What is required >> Make an exact copy of each entry, leaving out every picture.

(Collection entries)
_ _ _ _
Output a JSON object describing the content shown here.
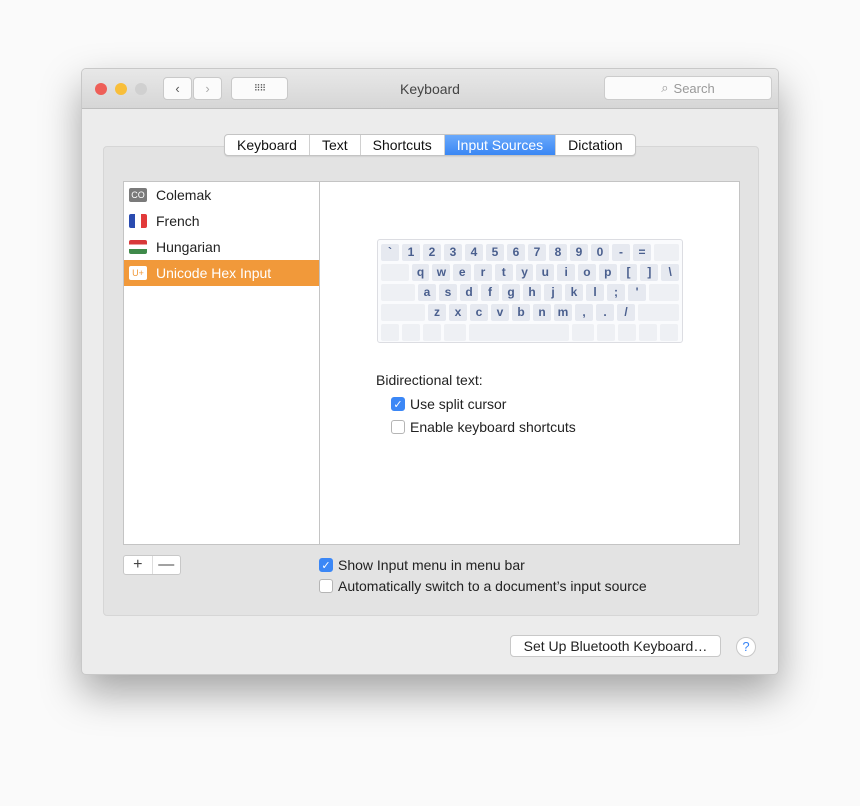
{
  "window": {
    "title": "Keyboard",
    "search_placeholder": "Search",
    "traffic_colors": [
      "#ee5f58",
      "#f8be3a",
      "#d0d0d0"
    ]
  },
  "tabs": [
    {
      "label": "Keyboard"
    },
    {
      "label": "Text"
    },
    {
      "label": "Shortcuts"
    },
    {
      "label": "Input Sources",
      "active": true
    },
    {
      "label": "Dictation"
    }
  ],
  "sources": [
    {
      "label": "Colemak",
      "icon": "CO",
      "kind": "co"
    },
    {
      "label": "French",
      "kind": "fr"
    },
    {
      "label": "Hungarian",
      "kind": "hu"
    },
    {
      "label": "Unicode Hex Input",
      "icon": "U+",
      "kind": "uni",
      "selected": true
    }
  ],
  "keyboard_rows": [
    [
      "`",
      "1",
      "2",
      "3",
      "4",
      "5",
      "6",
      "7",
      "8",
      "9",
      "0",
      "-",
      "="
    ],
    [
      "q",
      "w",
      "e",
      "r",
      "t",
      "y",
      "u",
      "i",
      "o",
      "p",
      "[",
      "]",
      "\\"
    ],
    [
      "a",
      "s",
      "d",
      "f",
      "g",
      "h",
      "j",
      "k",
      "l",
      ";",
      "'"
    ],
    [
      "z",
      "x",
      "c",
      "v",
      "b",
      "n",
      "m",
      ",",
      ".",
      "/"
    ]
  ],
  "bidi": {
    "label": "Bidirectional text:",
    "options": [
      {
        "label": "Use split cursor",
        "checked": true
      },
      {
        "label": "Enable keyboard shortcuts",
        "checked": false
      }
    ]
  },
  "bottom_options": [
    {
      "label": "Show Input menu in menu bar",
      "checked": true
    },
    {
      "label": "Automatically switch to a document’s input source",
      "checked": false
    }
  ],
  "add_label": "+",
  "remove_label": "—",
  "bluetooth_button": "Set Up Bluetooth Keyboard…",
  "help_label": "?",
  "colors": {
    "accent": "#3b87f6",
    "selection": "#f1993a"
  }
}
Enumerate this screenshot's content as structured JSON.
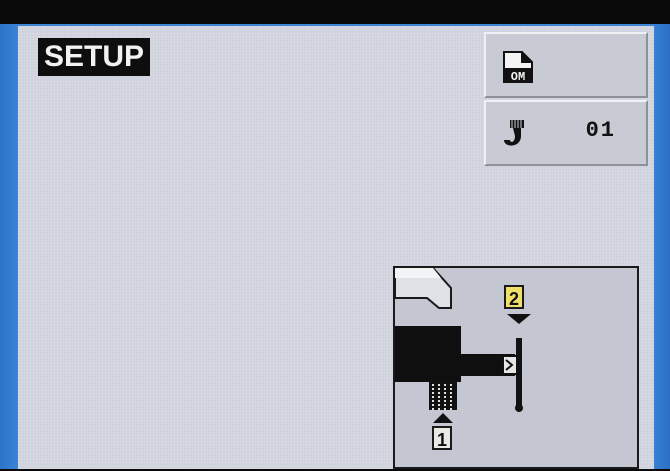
{
  "screen": {
    "title": "SETUP"
  },
  "side_buttons": {
    "program": {
      "icon": "document-om-icon",
      "label": "OM"
    },
    "tool": {
      "icon": "hook-tool-icon",
      "value": "01"
    }
  },
  "diagram": {
    "label_1": "1",
    "label_2": "2",
    "label_2_color": "#f0e06a"
  }
}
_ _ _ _
Written answer >>
Output a JSON object describing the content shown here.
{
  "window": {
    "title": "Keyboard",
    "search_placeholder": "Search",
    "traffic_colors": [
      "#ee5f58",
      "#f8be3a",
      "#d0d0d0"
    ]
  },
  "tabs": [
    {
      "label": "Keyboard"
    },
    {
      "label": "Text"
    },
    {
      "label": "Shortcuts"
    },
    {
      "label": "Input Sources",
      "active": true
    },
    {
      "label": "Dictation"
    }
  ],
  "sources": [
    {
      "label": "Colemak",
      "icon": "CO",
      "kind": "co"
    },
    {
      "label": "French",
      "kind": "fr"
    },
    {
      "label": "Hungarian",
      "kind": "hu"
    },
    {
      "label": "Unicode Hex Input",
      "icon": "U+",
      "kind": "uni",
      "selected": true
    }
  ],
  "keyboard_rows": [
    [
      "`",
      "1",
      "2",
      "3",
      "4",
      "5",
      "6",
      "7",
      "8",
      "9",
      "0",
      "-",
      "="
    ],
    [
      "q",
      "w",
      "e",
      "r",
      "t",
      "y",
      "u",
      "i",
      "o",
      "p",
      "[",
      "]",
      "\\"
    ],
    [
      "a",
      "s",
      "d",
      "f",
      "g",
      "h",
      "j",
      "k",
      "l",
      ";",
      "'"
    ],
    [
      "z",
      "x",
      "c",
      "v",
      "b",
      "n",
      "m",
      ",",
      ".",
      "/"
    ]
  ],
  "bidi": {
    "label": "Bidirectional text:",
    "options": [
      {
        "label": "Use split cursor",
        "checked": true
      },
      {
        "label": "Enable keyboard shortcuts",
        "checked": false
      }
    ]
  },
  "bottom_options": [
    {
      "label": "Show Input menu in menu bar",
      "checked": true
    },
    {
      "label": "Automatically switch to a document’s input source",
      "checked": false
    }
  ],
  "add_label": "+",
  "remove_label": "—",
  "bluetooth_button": "Set Up Bluetooth Keyboard…",
  "help_label": "?",
  "colors": {
    "accent": "#3b87f6",
    "selection": "#f1993a"
  }
}
Enumerate this screenshot's content as structured JSON.
{
  "screen": {
    "title": "SETUP"
  },
  "side_buttons": {
    "program": {
      "icon": "document-om-icon",
      "label": "OM"
    },
    "tool": {
      "icon": "hook-tool-icon",
      "value": "01"
    }
  },
  "diagram": {
    "label_1": "1",
    "label_2": "2",
    "label_2_color": "#f0e06a"
  }
}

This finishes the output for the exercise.